__Stored data entries__
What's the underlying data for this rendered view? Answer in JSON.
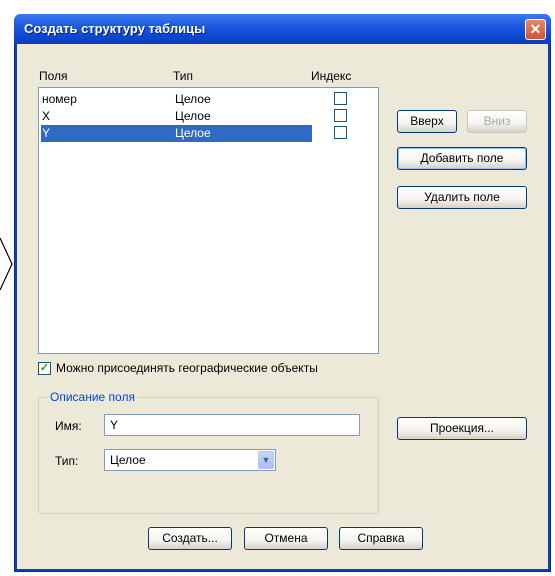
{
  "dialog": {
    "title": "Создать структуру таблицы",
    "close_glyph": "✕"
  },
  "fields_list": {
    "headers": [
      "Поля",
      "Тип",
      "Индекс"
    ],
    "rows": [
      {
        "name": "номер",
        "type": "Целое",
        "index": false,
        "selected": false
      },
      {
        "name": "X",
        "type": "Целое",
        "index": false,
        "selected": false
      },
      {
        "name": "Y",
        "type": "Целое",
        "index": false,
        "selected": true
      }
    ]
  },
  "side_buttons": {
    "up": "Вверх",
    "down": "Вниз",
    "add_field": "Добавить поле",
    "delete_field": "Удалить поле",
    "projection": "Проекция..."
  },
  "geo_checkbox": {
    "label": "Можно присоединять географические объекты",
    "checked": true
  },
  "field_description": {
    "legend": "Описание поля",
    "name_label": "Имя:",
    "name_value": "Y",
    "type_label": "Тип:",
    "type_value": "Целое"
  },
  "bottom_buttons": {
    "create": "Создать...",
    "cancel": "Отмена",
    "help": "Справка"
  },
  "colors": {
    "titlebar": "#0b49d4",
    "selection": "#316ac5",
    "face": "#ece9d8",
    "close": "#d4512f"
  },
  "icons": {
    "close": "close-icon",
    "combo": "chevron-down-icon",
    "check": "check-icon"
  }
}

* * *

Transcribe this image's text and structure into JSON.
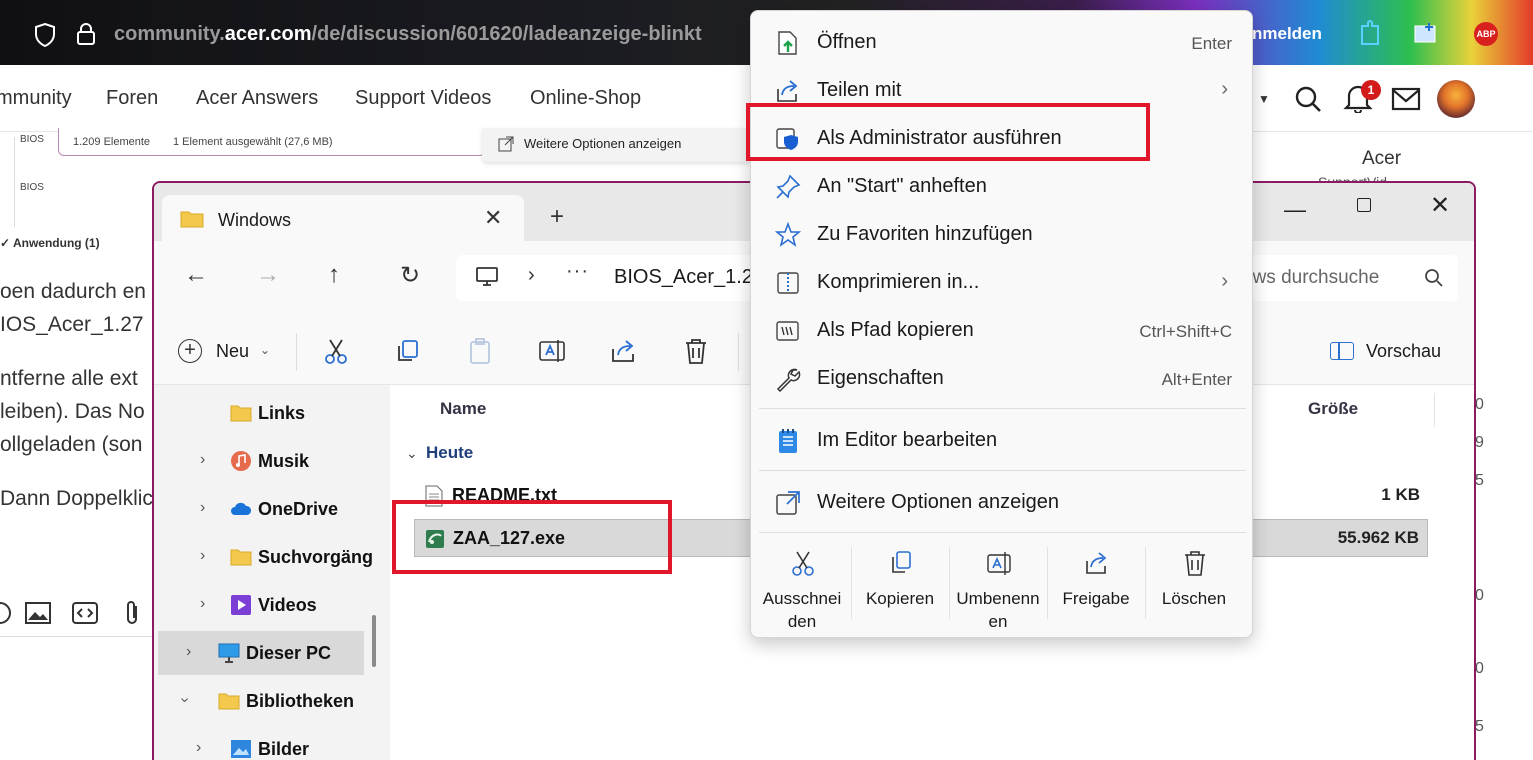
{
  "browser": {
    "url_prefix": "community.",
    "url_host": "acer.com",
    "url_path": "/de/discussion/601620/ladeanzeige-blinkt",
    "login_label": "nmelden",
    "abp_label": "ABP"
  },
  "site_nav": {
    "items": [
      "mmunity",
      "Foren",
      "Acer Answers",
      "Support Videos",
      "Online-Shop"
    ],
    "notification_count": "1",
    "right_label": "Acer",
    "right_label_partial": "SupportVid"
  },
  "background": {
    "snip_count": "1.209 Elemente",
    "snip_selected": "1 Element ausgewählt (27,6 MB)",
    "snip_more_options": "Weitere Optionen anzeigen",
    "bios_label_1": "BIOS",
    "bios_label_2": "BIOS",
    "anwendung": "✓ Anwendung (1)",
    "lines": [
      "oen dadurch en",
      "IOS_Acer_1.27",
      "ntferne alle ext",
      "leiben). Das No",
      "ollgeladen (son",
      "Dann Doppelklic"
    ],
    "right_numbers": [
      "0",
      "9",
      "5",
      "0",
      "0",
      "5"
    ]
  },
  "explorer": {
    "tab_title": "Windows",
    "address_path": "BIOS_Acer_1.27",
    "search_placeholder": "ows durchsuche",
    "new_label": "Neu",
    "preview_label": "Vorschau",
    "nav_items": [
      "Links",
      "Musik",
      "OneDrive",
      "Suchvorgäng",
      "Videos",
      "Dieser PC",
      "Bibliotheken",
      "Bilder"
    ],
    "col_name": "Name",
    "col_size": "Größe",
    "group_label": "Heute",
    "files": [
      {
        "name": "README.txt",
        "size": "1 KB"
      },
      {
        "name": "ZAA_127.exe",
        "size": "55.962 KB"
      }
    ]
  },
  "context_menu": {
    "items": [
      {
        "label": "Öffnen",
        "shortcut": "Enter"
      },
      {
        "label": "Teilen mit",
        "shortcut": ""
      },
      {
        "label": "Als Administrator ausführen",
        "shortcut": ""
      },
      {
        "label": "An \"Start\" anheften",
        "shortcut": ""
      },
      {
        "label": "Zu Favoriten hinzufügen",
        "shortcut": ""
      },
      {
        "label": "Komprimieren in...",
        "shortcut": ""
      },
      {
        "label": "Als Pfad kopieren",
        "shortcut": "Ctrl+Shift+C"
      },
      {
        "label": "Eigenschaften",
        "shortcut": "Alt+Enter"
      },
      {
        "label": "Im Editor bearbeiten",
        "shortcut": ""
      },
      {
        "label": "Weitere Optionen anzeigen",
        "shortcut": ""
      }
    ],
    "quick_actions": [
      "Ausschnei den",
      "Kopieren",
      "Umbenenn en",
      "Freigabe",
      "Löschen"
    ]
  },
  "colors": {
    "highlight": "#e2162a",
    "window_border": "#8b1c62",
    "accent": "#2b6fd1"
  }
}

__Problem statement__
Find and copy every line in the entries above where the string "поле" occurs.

__Solution to this problem__
    "add_field": "Добавить поле",
    "delete_field": "Удалить поле",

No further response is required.